The vaccine supply chain is complex and our plans are adapting constantly to changes to delivery volumes and schedules, all of which have the potential to impact on achieving the milestones in our strategy.

The Welsh Government has made clear that supply becomes more uncertain further into the future, and that there’s more planning to do to meet future milestones, particularly in terms of vaccinating the rest of the eligible adult population by the Autumn.

For now, the Health Minister Vaughan Gething MS seems confident Wales has enough supply with the mix of vaccines, to achieve its mid-February milestone to vaccinate the top 4 priority groups. This is despite reports of problems in the supply of the Pfizer-BioNTech and Oxford-AstraZeneca vaccines in the EU.

How are the vaccines procured and distributed to Wales?

Wales, along with the other UK nations, is part of the UK Government’s procurement of a number of vaccines that have all been approved for use in the UK.

The UK Government’s Cabinet Office Minister, Michael Gove MP has given his assurance that there will be no interruption to UK supplies., following calls by the EU for AstraZenecca to supply it with doses from UK plants. Wales’ Health Minister has said that Wales is getting its share of the vaccine supply from the UK Government, and he expects to see supplies increase further in the weeks ahead

By April, the UK is expected to get access to its first doses of the Moderna vaccine. At the end of last month (29 January), announcements were also made that two new vaccines have been shown to work in large scale clinical trials. Novavax and Janseen were both declared effective by their manufacturers. All helping to boost the supply of vaccines.

However, it is unclear how many doses of the vaccines are being allocated to Wales, as Welsh Government aren’t publishing data on vaccine stock. The data was due to be included in the Welsh Government’s publication ‘vaccine stock and distribution’ on 21 January, but the UK Government asked for this not be published due to commercial sensitivities. The data wasn’t included last week’s publication either.
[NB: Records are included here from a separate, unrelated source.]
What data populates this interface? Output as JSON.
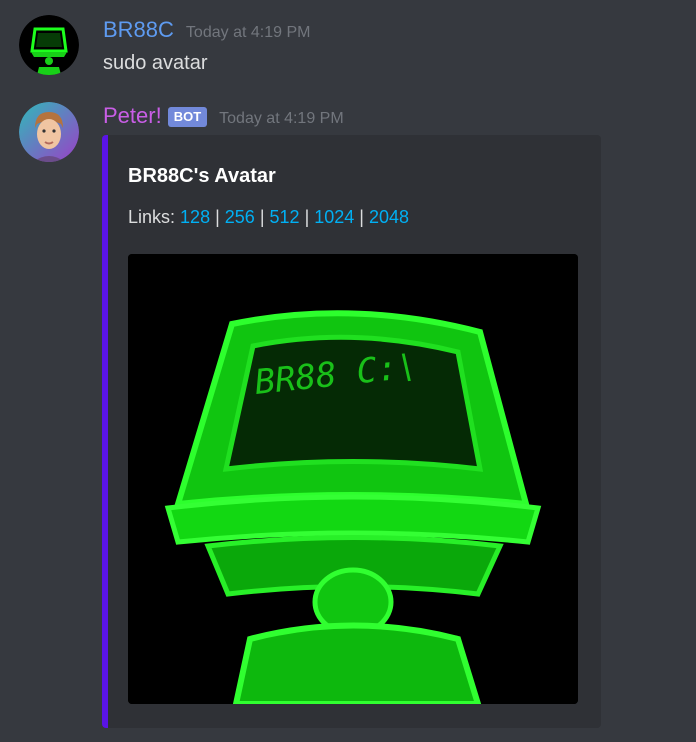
{
  "messages": [
    {
      "author": "BR88C",
      "timestamp": "Today at 4:19 PM",
      "content": "sudo avatar",
      "author_color": "#5e9bf1"
    },
    {
      "author": "Peter!",
      "bot_tag": "BOT",
      "timestamp": "Today at 4:19 PM",
      "author_color": "#c95ee6",
      "embed": {
        "accent_color": "#5a14e6",
        "title": "BR88C's Avatar",
        "links_prefix": "Links:",
        "links": [
          "128",
          "256",
          "512",
          "1024",
          "2048"
        ],
        "separator": "|",
        "image_text": "BR88 C:\\",
        "image_icon": "green-computer-terminal-icon"
      }
    }
  ]
}
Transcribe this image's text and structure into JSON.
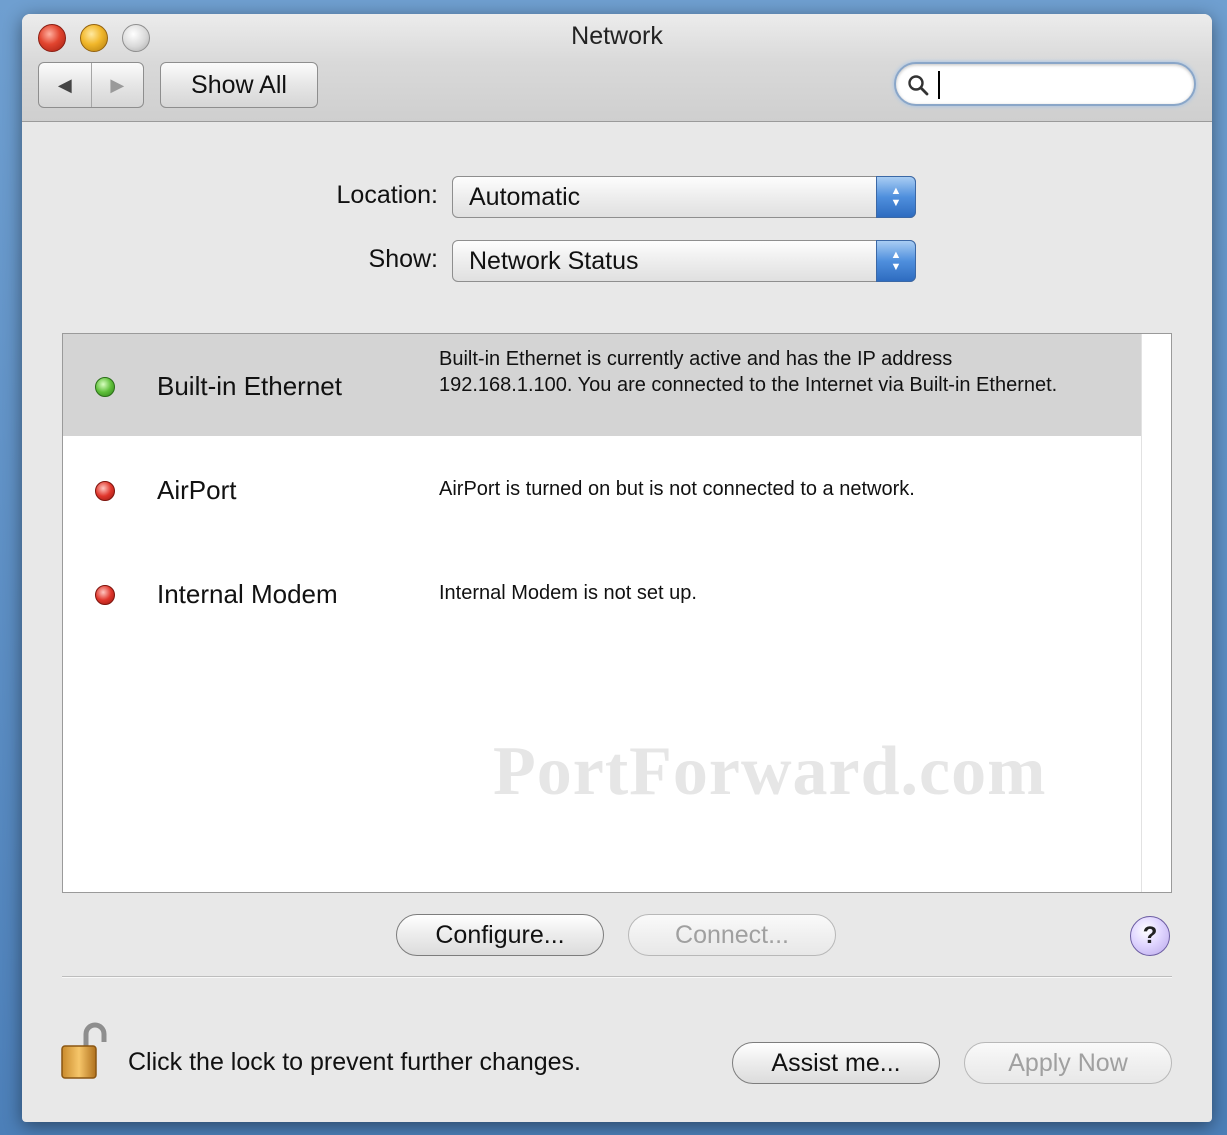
{
  "window": {
    "title": "Network"
  },
  "toolbar": {
    "back_icon": "◀",
    "forward_icon": "▶",
    "show_all_label": "Show All",
    "search_value": ""
  },
  "settings": {
    "location_label": "Location:",
    "location_value": "Automatic",
    "show_label": "Show:",
    "show_value": "Network Status"
  },
  "interfaces": [
    {
      "name": "Built-in Ethernet",
      "status_color": "green",
      "status_text": "Built-in Ethernet is currently active and has the IP address 192.168.1.100. You are connected to the Internet via Built-in Ethernet."
    },
    {
      "name": "AirPort",
      "status_color": "red",
      "status_text": "AirPort is turned on but is not connected to a network."
    },
    {
      "name": "Internal Modem",
      "status_color": "red",
      "status_text": "Internal Modem is not set up."
    }
  ],
  "watermark": "PortForward.com",
  "actions": {
    "configure_label": "Configure...",
    "connect_label": "Connect...",
    "help_label": "?",
    "assist_label": "Assist me...",
    "apply_label": "Apply Now"
  },
  "lock": {
    "message": "Click the lock to prevent further changes."
  },
  "colors": {
    "status_active": "#5fbf3a",
    "status_inactive": "#e0362c",
    "selected_row": "#d4d4d4"
  }
}
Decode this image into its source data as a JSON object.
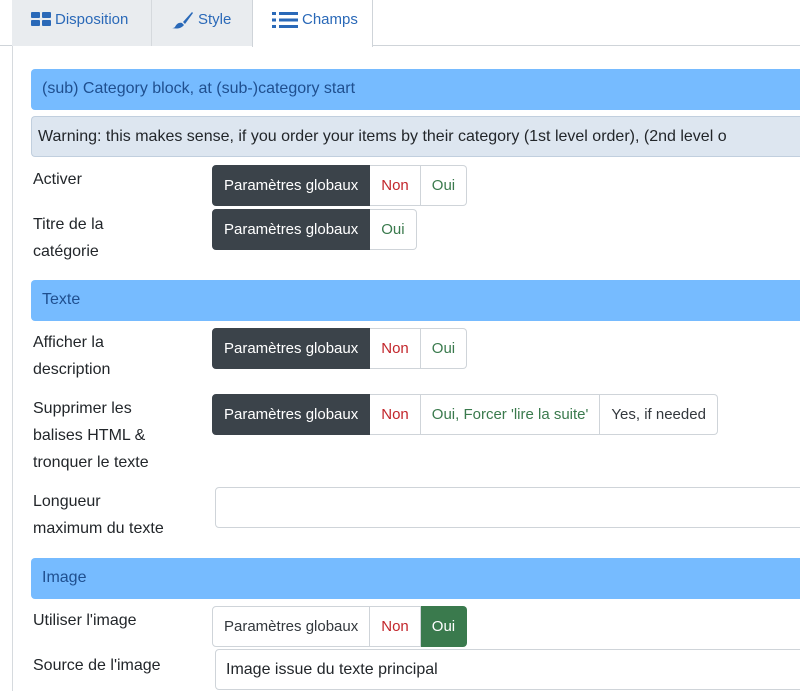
{
  "tabs": [
    {
      "label": "Disposition",
      "icon": "layout-grid-icon"
    },
    {
      "label": "Style",
      "icon": "brush-icon"
    },
    {
      "label": "Champs",
      "icon": "list-icon"
    }
  ],
  "sections": {
    "category": "(sub) Category block, at (sub-)category start",
    "text": "Texte",
    "image": "Image"
  },
  "warning": "Warning: this makes sense, if you order your items by their category (1st level order), (2nd level o",
  "fields": {
    "activate": {
      "label": "Activer",
      "options": [
        "Paramètres globaux",
        "Non",
        "Oui"
      ],
      "selected": "Paramètres globaux"
    },
    "category_title": {
      "label_line1": "Titre de la",
      "label_line2": "catégorie",
      "options": [
        "Paramètres globaux",
        "Oui"
      ],
      "selected": "Paramètres globaux"
    },
    "show_description": {
      "label_line1": "Afficher la",
      "label_line2": "description",
      "options": [
        "Paramètres globaux",
        "Non",
        "Oui"
      ],
      "selected": "Paramètres globaux"
    },
    "strip_html": {
      "label_line1": "Supprimer les",
      "label_line2": "balises HTML &",
      "label_line3": "tronquer le texte",
      "options": [
        "Paramètres globaux",
        "Non",
        "Oui, Forcer 'lire la suite'",
        "Yes, if needed"
      ],
      "selected": "Paramètres globaux"
    },
    "max_length": {
      "label_line1": "Longueur",
      "label_line2": "maximum du texte",
      "value": ""
    },
    "use_image": {
      "label": "Utiliser l'image",
      "options": [
        "Paramètres globaux",
        "Non",
        "Oui"
      ],
      "selected": "Oui"
    },
    "image_source": {
      "label": "Source de l'image",
      "value": "Image issue du texte principal"
    }
  },
  "colors": {
    "section_bg": "#76bbff",
    "active_dark": "#3b434a",
    "active_green": "#3a7a4d",
    "no_red": "#c2262b"
  }
}
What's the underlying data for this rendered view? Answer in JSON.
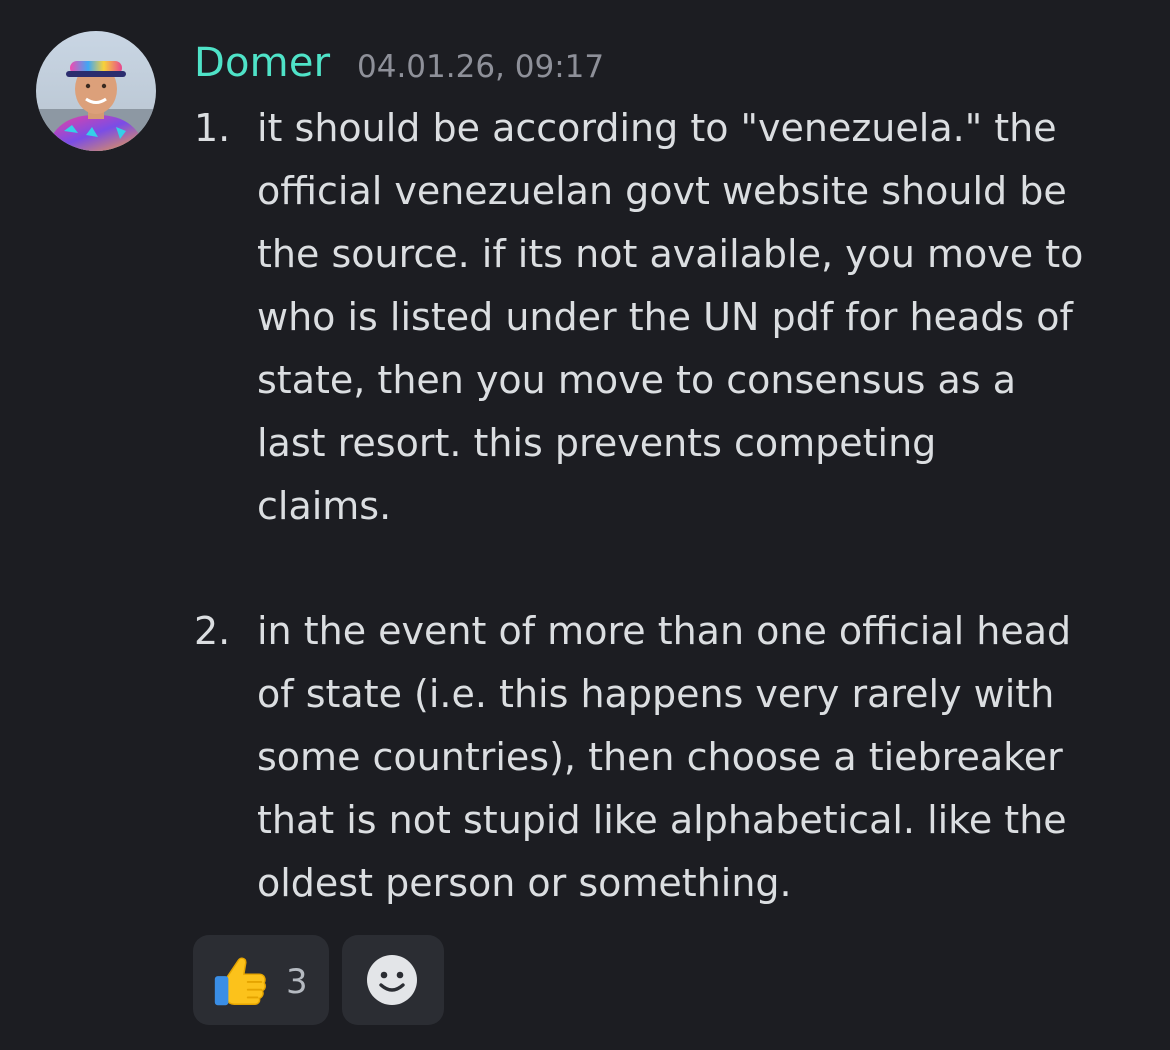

How is the vaccine distributed within Wales?

Within Wales, the delivery of the vaccination programme is a health board responsibility, with each having its own delivery plans. The Health Minister has previously said that “every health board in Wales will receive an allocation of the vaccine in proportion to the size of its priority population and ability to deliver”.

Our blog post ‘Coronavirus: vaccination data’ provides further details on how quickly each health board is rolling out the vaccines. Whilst some degree of variation is expected (depending on the demographic profile of individual areas for example), politicians in particular, will be keen to ensure any disparity within health boards isn’t caused by, for instance, delays in getting vaccines out to the general practices, or any infrastructure or staffing problems.

Having data broken down by health board is important in charting where there may be local variation. Opposition Members have called on Welsh Government to ensure “a postcode lottery doesn’t emerge across Wales”, following reports that some health boards are making faster progress through the priority groups than others.

The First Minister has said that no-one will be left behind in its vaccination programme.

Article by Sarah Hatherley, Senedd Research, Welsh Parliament